■ **ACTIVITY**:
Copy each line from the records below in which the word "text" is found.

■ **DATA FOR REVIEW**:
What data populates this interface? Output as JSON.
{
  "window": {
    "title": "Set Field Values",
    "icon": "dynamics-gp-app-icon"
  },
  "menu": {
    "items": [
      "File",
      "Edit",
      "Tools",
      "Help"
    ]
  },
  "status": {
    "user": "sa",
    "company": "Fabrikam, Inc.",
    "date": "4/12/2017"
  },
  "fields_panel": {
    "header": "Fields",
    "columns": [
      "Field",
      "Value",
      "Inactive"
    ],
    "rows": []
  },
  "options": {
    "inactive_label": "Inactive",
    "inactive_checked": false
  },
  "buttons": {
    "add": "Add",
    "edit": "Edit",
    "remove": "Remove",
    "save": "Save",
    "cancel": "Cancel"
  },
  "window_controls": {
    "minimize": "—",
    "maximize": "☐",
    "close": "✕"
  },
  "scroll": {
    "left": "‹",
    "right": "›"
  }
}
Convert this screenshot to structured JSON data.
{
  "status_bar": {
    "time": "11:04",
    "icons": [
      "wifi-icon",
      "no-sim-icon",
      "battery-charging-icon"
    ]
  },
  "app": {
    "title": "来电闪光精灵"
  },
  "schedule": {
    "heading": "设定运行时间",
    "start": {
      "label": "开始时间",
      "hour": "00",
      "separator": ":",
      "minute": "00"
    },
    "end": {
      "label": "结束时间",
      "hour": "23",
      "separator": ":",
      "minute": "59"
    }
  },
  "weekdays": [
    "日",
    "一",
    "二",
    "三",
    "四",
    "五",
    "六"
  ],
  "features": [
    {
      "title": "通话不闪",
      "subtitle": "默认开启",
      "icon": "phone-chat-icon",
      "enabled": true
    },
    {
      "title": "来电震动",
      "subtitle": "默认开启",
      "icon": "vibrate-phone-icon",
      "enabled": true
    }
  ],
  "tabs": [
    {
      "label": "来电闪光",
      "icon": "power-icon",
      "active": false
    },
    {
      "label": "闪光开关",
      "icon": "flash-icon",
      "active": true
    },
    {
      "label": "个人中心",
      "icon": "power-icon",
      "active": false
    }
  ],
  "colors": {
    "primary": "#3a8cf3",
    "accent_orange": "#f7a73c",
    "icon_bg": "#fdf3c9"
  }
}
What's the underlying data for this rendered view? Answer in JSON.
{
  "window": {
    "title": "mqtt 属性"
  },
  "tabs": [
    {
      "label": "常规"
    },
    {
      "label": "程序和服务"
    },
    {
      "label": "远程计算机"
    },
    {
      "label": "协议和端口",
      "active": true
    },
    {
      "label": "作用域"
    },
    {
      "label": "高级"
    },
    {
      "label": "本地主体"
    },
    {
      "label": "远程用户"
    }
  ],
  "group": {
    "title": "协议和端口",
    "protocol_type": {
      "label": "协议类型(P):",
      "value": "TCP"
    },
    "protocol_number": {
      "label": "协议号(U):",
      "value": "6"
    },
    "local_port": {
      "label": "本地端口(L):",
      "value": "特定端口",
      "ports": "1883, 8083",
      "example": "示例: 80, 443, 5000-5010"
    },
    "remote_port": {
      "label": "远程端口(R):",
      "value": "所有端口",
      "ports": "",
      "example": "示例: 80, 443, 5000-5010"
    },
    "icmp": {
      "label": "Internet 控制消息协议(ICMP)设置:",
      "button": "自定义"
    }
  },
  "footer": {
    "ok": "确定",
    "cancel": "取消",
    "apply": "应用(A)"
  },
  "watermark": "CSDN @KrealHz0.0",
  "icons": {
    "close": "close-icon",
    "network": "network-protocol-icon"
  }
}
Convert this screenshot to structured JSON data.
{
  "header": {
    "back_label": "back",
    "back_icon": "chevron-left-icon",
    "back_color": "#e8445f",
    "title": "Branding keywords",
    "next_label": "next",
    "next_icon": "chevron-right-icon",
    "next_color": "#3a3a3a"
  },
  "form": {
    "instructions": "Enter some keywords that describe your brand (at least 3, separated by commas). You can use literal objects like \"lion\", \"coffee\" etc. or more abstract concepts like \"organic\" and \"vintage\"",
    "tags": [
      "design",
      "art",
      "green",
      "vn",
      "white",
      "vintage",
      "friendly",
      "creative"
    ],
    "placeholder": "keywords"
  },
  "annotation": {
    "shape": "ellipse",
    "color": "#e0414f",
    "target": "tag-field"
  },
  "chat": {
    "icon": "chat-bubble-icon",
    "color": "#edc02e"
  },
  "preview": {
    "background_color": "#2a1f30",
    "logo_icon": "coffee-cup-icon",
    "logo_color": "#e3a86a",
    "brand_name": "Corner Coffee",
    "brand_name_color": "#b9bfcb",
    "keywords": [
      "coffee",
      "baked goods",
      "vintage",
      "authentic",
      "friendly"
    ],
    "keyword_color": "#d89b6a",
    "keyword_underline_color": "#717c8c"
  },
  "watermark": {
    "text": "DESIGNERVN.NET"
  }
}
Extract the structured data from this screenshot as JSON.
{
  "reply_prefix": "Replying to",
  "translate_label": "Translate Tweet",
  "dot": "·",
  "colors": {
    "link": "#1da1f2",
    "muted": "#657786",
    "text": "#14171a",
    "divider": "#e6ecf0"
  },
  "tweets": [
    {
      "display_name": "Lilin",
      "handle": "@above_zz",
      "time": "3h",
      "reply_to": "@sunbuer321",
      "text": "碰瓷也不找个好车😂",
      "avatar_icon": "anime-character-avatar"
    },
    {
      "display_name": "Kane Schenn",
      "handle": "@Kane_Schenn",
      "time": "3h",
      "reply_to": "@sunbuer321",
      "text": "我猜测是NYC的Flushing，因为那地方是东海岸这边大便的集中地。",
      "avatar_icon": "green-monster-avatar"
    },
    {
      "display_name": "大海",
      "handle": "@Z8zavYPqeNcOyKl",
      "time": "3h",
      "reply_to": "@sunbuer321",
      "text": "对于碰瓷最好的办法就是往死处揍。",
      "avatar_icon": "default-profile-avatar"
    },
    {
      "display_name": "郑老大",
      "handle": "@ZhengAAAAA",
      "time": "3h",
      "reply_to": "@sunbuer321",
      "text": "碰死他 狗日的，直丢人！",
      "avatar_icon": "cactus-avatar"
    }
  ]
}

■ **TASK ANSWER**:
    "text": "DESIGNERVN.NET"
    "text": "#14171a",
      "text": "碰瓷也不找个好车😂",
      "text": "我猜测是NYC的Flushing，因为那地方是东海岸这边大便的集中地。",
      "text": "对于碰瓷最好的办法就是往死处揍。",
      "text": "碰死他 狗日的，直丢人！",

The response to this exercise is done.